#### If you were run all the way around a circle the distance that you would travel is called the circumference. Any straight line that travels through the center of a circle and touches end to end of a circle is called the diameter. You might have heard of the famous symbol pi ( π )? π is used to define the ratio of the circumference of circle to its diameter. This just means that if you know the circumference and dimeter of a circle, you can divide the circumference by the diameter, and you will get a value that is pretty close to 3.14. Using π and understanding the relationship of this ratio we can tell a great deal about the measures of a circle include circumference, diameter, and radius. Using the form of math is how traffic circles are created and it is also how farmers tell how much grain their silo will hold for all the animals.

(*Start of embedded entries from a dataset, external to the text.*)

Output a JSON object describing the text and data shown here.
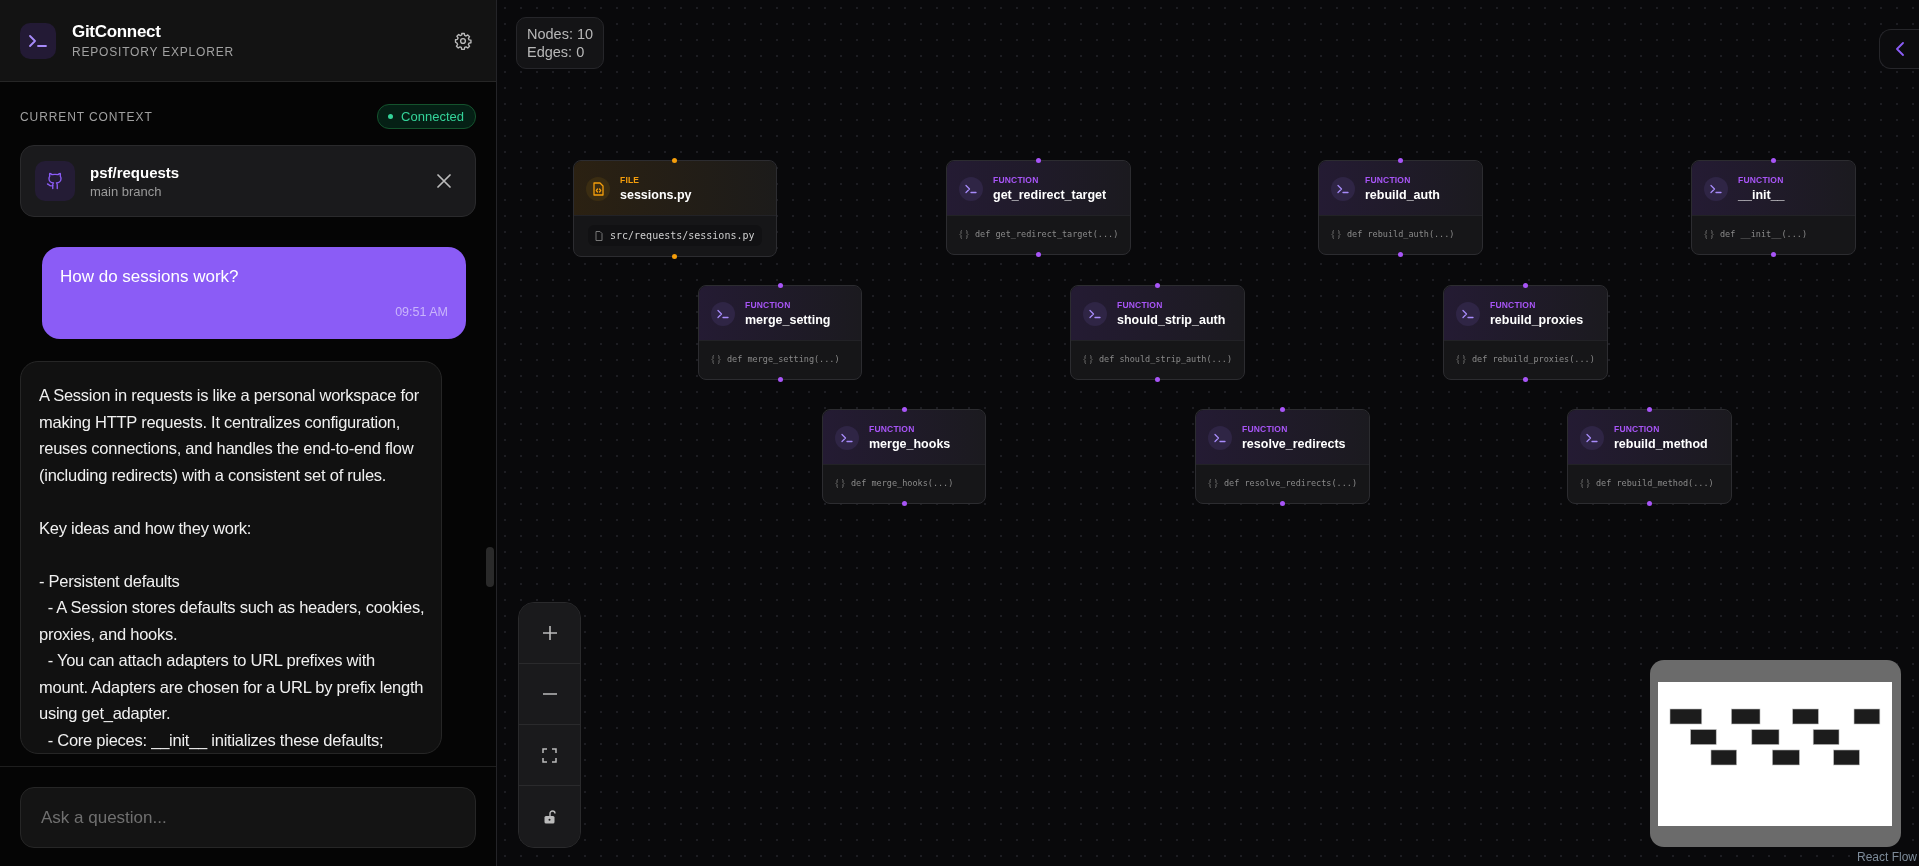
{
  "app": {
    "title": "GitConnect",
    "subtitle": "REPOSITORY EXPLORER"
  },
  "context": {
    "label": "CURRENT CONTEXT",
    "status": {
      "label": "Connected",
      "connected": true
    },
    "repo": {
      "name": "psf/requests",
      "branch": "main branch"
    }
  },
  "messages": [
    {
      "kind": "user",
      "text": "How do sessions work?",
      "time": "09:51 AM"
    },
    {
      "kind": "assistant",
      "text": "A Session in requests is like a personal workspace for making HTTP requests. It centralizes configuration, reuses connections, and handles the end-to-end flow (including redirects) with a consistent set of rules.\n\nKey ideas and how they work:\n\n- Persistent defaults\n  - A Session stores defaults such as headers, cookies, proxies, and hooks.\n  - You can attach adapters to URL prefixes with mount. Adapters are chosen for a URL by prefix length using get_adapter.\n  - Core pieces: __init__ initializes these defaults;"
    }
  ],
  "input": {
    "placeholder": "Ask a question..."
  },
  "stats": {
    "nodes": "Nodes: 10",
    "edges": "Edges: 0"
  },
  "nodes": [
    {
      "kind": "file",
      "type_label": "FILE",
      "name": "sessions.py",
      "path": "src/requests/sessions.py"
    },
    {
      "kind": "function",
      "type_label": "FUNCTION",
      "name": "get_redirect_target",
      "signature": "def get_redirect_target(...)"
    },
    {
      "kind": "function",
      "type_label": "FUNCTION",
      "name": "rebuild_auth",
      "signature": "def rebuild_auth(...)"
    },
    {
      "kind": "function",
      "type_label": "FUNCTION",
      "name": "__init__",
      "signature": "def __init__(...)"
    },
    {
      "kind": "function",
      "type_label": "FUNCTION",
      "name": "merge_setting",
      "signature": "def merge_setting(...)"
    },
    {
      "kind": "function",
      "type_label": "FUNCTION",
      "name": "should_strip_auth",
      "signature": "def should_strip_auth(...)"
    },
    {
      "kind": "function",
      "type_label": "FUNCTION",
      "name": "rebuild_proxies",
      "signature": "def rebuild_proxies(...)"
    },
    {
      "kind": "function",
      "type_label": "FUNCTION",
      "name": "merge_hooks",
      "signature": "def merge_hooks(...)"
    },
    {
      "kind": "function",
      "type_label": "FUNCTION",
      "name": "resolve_redirects",
      "signature": "def resolve_redirects(...)"
    },
    {
      "kind": "function",
      "type_label": "FUNCTION",
      "name": "rebuild_method",
      "signature": "def rebuild_method(...)"
    }
  ],
  "attribution": "React Flow"
}
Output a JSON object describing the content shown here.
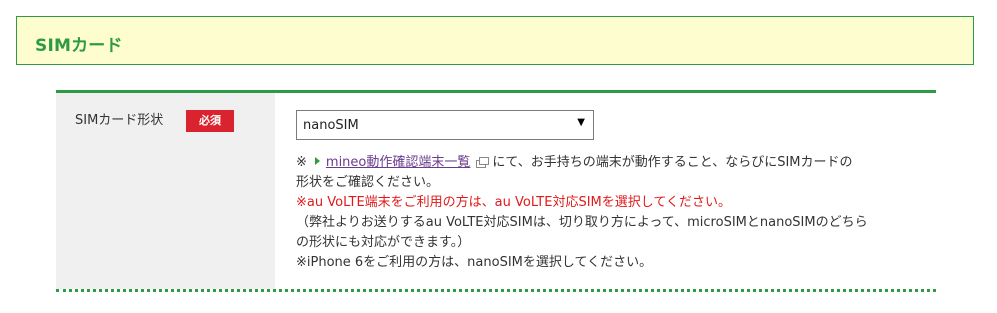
{
  "section": {
    "title": "SIMカード"
  },
  "field": {
    "label": "SIMカード形状",
    "required_badge": "必須",
    "selected_value": "nanoSIM",
    "dropdown_arrow": "▼"
  },
  "notes": {
    "prefix": "※",
    "link_text": "mineo動作確認端末一覧",
    "after_link_line1": "にて、お手持ちの端末が動作すること、ならびにSIMカードの",
    "line2": "形状をご確認ください。",
    "volte_red": "※au VoLTE端末をご利用の方は、au VoLTE対応SIMを選択してください。",
    "volte_line1": "（弊社よりお送りするau VoLTE対応SIMは、切り取り方によって、microSIMとnanoSIMのどちら",
    "volte_line2": "の形状にも対応ができます。）",
    "iphone": "※iPhone 6をご利用の方は、nanoSIMを選択してください。"
  },
  "icons": {
    "link_bullet": "triangle-right-icon",
    "external": "external-window-icon",
    "dropdown": "chevron-down-icon"
  },
  "colors": {
    "brand_green": "#2f9a44",
    "header_bg": "#fdfdcf",
    "required_red": "#d9232e",
    "notice_red": "#e01a1a",
    "label_bg": "#f0f0f0",
    "link_purple": "#6a3b8c"
  }
}
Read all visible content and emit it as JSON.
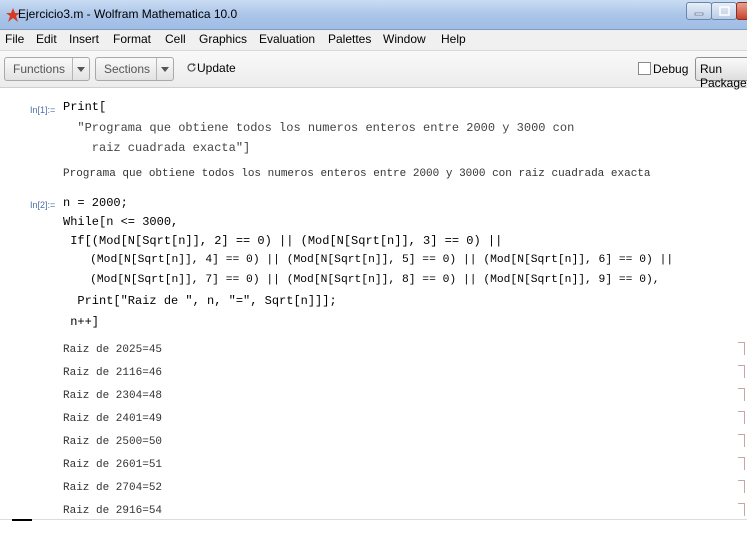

In this series of printable worksheets you will look to calculate the distance around a circle. You will use the standard formula two-pi-radius. We also introduce perimeter in this section. Try not to confuse the two measures. Circumference is very similar to perimeter because it is a measure of the length around a two-dimensional figure. The main difference is that circumference looks for distance across curved or arched segments. These worksheets explains how to find the circumference of a circle and the perimeter of any shape. Your students will use these sheets to learn how to calculate the circumference and perimeter of different figures (circles, squares, etc.).